It sounds like a tease for the latest ESPN 30-for-30 documentary: “What if I told you, that in a single season, two teams would change the direction of an entire sport? That along the way, dynasty’s died, and committees crumbled.” Now what if I told you, the main subjects in this documentary, were the 2017-2018 […]
It sounds like a tease for the latest ESPN 30-for-30 documentary:
“What if I told you, that in a single season, two teams would change the direction of an entire sport? That along the way, dynasty’s died, and committees crumbled.”
Now what if I told you, the main subjects in this documentary, were the 2017-2018 UCF Knights and Jacksonville Jaguars?
Yes, it’s been an odd football season around the state of Florida. One marred by coaching changes, ravaged by hurricanes, and yet full of celebrations.
The Knights story is already well documented, and with the incessant celebration that has ensued following their perfect-season-clinching victory over Auburn in the Peach Bowl on New Year’s Day, it appears as if the program has reached new heights of national recognition. Of course this is in direct contrast from what an entire 13-member committee spent their season doing, essentially telling the Knights they weren’t tall enough to ride their ride, and eventually crowning an old, familiar face, the Alabama Crimson Tide, the National Champions.
Unfortunately, the NFL doesn’t have the “luxury” of shaping the outcome of their seasons in quite the same manner the College Football Playoff Committee does, and the opportunity for Jacksonville to rightfully earn their own respect gets under way at 3:05PM ET on Sunday.
Insert the old head, the New England Patriots. The last line of defense for any true dynasty-wielding die-hard who happens to like seeing the same teams win time and time again. The defending Super Bowl Champions bring seven consecutive years of experience to the Conference Championship game. The Jaguars? They bring six games. Combined. Across a 53-man roster.
But it’s the makeup of that 53-man roster that should have Floridians across the state intrigued. Since selecting former UCF quarterback, Blake Bortles, 3rd overall in the 2014 NFL Draft, Jaguars General Manager, David Caldwell, spent top-5 overall picks in 2015, 2016, and 2017 on highly coveted collegiate talent from area schools (Defensive End, Dante Fowler Jr. (Florida), Cornerback, Jalen Ramsey (Florida State), and Running Back, Leonard Fournette (LSU)). Those selections created a core of young, recognizable talent on both sides of the football.

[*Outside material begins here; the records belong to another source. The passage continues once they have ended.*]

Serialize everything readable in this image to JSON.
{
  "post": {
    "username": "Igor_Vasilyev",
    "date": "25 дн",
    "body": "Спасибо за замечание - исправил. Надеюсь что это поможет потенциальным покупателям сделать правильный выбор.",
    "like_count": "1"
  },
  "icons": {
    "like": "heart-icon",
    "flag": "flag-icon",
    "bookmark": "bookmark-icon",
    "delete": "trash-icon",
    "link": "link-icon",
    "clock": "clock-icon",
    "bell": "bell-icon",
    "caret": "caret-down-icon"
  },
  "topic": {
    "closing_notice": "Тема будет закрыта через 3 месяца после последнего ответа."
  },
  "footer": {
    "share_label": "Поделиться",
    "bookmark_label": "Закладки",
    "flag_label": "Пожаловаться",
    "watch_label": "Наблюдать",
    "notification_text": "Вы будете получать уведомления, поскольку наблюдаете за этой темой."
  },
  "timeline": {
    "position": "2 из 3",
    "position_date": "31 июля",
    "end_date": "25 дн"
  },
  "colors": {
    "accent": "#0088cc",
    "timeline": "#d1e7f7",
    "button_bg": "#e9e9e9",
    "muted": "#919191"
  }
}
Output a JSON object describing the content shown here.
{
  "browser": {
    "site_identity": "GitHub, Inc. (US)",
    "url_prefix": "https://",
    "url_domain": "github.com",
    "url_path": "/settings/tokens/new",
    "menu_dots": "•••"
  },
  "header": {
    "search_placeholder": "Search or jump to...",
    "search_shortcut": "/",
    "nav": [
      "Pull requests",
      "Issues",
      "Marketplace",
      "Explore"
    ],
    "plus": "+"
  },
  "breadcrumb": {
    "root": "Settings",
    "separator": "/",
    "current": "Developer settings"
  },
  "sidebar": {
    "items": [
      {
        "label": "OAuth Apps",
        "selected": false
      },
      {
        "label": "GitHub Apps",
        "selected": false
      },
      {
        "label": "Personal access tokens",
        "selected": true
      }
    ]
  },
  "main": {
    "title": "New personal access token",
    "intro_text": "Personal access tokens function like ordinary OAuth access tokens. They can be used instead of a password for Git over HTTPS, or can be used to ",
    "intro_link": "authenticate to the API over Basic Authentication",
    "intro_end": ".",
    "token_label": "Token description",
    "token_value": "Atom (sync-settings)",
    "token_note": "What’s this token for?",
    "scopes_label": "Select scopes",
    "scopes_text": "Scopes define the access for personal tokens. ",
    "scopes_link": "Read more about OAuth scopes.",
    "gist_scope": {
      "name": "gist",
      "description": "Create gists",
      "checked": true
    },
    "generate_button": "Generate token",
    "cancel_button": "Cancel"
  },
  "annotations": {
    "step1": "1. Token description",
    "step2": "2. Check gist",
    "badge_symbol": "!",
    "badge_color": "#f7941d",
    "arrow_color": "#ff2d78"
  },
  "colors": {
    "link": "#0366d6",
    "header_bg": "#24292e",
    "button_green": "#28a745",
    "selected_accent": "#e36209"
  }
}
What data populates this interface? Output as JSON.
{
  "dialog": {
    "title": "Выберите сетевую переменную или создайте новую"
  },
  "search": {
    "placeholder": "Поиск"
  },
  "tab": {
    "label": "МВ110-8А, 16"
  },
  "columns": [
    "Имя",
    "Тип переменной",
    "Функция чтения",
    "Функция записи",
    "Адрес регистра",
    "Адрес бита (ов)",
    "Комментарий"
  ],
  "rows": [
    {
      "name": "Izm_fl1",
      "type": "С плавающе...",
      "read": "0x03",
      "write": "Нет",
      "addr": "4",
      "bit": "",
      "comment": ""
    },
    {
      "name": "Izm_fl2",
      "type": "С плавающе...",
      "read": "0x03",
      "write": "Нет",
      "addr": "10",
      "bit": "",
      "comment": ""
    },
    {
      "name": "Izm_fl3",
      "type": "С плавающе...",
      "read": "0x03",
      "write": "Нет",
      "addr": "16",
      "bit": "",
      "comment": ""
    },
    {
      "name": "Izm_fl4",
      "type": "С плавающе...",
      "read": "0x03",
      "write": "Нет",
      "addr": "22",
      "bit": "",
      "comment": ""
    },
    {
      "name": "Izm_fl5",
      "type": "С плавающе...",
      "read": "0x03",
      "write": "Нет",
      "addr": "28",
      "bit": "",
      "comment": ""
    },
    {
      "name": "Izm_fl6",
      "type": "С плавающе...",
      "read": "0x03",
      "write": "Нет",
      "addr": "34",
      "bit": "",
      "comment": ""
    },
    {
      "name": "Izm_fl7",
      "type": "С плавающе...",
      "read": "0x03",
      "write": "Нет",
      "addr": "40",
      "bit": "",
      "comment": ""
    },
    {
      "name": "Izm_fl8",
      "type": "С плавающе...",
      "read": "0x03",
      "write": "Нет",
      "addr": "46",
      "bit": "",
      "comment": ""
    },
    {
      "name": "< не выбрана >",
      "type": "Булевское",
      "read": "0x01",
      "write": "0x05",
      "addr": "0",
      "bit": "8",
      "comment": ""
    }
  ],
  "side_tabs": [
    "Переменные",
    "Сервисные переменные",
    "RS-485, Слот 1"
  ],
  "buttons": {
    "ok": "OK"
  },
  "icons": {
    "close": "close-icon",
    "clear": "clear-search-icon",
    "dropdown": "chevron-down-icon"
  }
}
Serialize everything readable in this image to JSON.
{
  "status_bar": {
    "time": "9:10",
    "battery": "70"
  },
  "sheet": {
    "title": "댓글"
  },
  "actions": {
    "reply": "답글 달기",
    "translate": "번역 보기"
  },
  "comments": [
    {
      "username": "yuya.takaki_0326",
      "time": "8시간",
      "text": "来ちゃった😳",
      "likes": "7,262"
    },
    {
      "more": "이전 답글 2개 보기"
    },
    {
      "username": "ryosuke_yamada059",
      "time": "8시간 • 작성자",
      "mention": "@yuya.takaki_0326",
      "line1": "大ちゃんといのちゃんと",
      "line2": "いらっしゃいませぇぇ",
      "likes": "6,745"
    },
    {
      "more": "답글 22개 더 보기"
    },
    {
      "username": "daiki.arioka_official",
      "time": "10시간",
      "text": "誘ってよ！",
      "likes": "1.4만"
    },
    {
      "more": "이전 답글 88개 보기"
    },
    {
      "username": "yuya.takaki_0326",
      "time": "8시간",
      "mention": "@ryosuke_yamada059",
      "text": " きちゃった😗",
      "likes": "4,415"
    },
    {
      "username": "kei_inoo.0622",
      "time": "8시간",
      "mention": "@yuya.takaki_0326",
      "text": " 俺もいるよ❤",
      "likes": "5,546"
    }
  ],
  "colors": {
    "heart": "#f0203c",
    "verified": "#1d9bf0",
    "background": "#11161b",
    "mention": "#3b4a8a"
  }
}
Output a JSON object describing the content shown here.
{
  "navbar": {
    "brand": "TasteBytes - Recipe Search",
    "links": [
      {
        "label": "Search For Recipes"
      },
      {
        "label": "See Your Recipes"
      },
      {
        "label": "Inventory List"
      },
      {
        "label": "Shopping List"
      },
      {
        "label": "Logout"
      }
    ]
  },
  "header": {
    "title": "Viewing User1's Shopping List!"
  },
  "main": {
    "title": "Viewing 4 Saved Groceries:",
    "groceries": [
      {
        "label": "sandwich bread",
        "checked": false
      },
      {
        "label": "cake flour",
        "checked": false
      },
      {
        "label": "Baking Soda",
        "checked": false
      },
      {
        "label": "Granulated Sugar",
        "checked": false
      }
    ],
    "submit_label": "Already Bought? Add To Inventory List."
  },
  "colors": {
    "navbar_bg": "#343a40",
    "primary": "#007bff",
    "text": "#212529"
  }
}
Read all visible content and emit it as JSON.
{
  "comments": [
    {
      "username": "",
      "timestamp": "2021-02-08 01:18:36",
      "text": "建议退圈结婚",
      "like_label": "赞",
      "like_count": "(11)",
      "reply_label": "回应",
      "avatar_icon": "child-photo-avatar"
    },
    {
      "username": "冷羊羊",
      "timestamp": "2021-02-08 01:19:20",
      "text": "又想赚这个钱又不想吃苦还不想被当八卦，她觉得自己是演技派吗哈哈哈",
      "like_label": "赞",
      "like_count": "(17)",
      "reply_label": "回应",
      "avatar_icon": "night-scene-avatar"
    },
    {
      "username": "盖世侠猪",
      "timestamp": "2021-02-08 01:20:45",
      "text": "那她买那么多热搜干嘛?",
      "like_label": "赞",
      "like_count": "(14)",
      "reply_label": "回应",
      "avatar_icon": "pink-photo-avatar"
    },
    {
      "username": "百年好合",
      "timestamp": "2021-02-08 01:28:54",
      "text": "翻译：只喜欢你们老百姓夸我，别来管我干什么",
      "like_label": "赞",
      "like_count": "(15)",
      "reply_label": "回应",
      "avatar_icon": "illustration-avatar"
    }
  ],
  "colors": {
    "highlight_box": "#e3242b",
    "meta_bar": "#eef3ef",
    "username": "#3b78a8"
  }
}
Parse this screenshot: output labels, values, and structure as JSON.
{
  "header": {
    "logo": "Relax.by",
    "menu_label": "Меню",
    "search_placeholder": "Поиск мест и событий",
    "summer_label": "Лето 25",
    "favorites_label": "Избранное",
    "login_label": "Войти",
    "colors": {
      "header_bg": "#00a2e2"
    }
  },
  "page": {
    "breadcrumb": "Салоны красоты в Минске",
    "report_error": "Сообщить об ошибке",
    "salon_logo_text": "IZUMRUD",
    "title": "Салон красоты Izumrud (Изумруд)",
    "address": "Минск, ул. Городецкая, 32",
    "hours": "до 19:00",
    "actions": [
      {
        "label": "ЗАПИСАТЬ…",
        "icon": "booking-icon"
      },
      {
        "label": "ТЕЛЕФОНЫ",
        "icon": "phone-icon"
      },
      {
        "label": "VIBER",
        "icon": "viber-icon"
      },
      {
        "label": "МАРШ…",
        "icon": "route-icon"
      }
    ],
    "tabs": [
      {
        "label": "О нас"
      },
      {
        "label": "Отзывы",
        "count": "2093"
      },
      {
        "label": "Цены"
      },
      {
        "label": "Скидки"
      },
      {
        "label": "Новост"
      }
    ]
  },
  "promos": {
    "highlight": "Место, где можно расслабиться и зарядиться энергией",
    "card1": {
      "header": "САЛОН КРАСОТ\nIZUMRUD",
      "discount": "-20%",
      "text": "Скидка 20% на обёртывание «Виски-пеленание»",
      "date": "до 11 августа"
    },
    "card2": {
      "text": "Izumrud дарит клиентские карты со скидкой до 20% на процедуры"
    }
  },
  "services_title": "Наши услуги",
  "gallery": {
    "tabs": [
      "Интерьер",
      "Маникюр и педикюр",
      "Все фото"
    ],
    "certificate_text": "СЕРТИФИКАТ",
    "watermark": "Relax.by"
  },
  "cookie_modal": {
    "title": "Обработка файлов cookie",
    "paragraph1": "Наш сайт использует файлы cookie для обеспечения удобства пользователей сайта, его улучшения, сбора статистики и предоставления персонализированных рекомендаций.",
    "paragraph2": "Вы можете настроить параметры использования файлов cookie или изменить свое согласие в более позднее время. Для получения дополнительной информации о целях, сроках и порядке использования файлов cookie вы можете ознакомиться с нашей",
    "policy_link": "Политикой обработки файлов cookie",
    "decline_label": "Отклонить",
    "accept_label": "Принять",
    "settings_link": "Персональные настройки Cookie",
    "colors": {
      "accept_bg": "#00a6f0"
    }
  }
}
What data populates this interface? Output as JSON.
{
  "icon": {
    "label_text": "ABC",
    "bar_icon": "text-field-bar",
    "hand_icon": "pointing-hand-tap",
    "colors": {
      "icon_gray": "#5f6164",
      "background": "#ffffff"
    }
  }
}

Overall, nine position players who will take the field on Sunday for Jacksonville are either born in, or attended college in Florida. Bortles is joined by fellow UCF Knight, A.J. Bouye, whose cornerback role in the vaunted “Sacksonville” defense has proved pivotal all season.
So for as odd of a football season as it has seemingly been, the state of Florida will be given the opportunity to once again stand up to the football elitist.
Sunday is the NFL’s version of UCF-Alabama. An over-achieved young team who has earned its right on the playing field to face the elite. The New England Patriots, are all things Alabama.
This time there is no committee. This time the only coaching rumors are surrounding the opposition. This time, the respect will be earned on the field.
A win by the Jaguars on Sunday, would be the first appearance by a Florida team in the Super Bowl since 2003, when the Tampa Bay Bucs defeated the Oakland Raiders.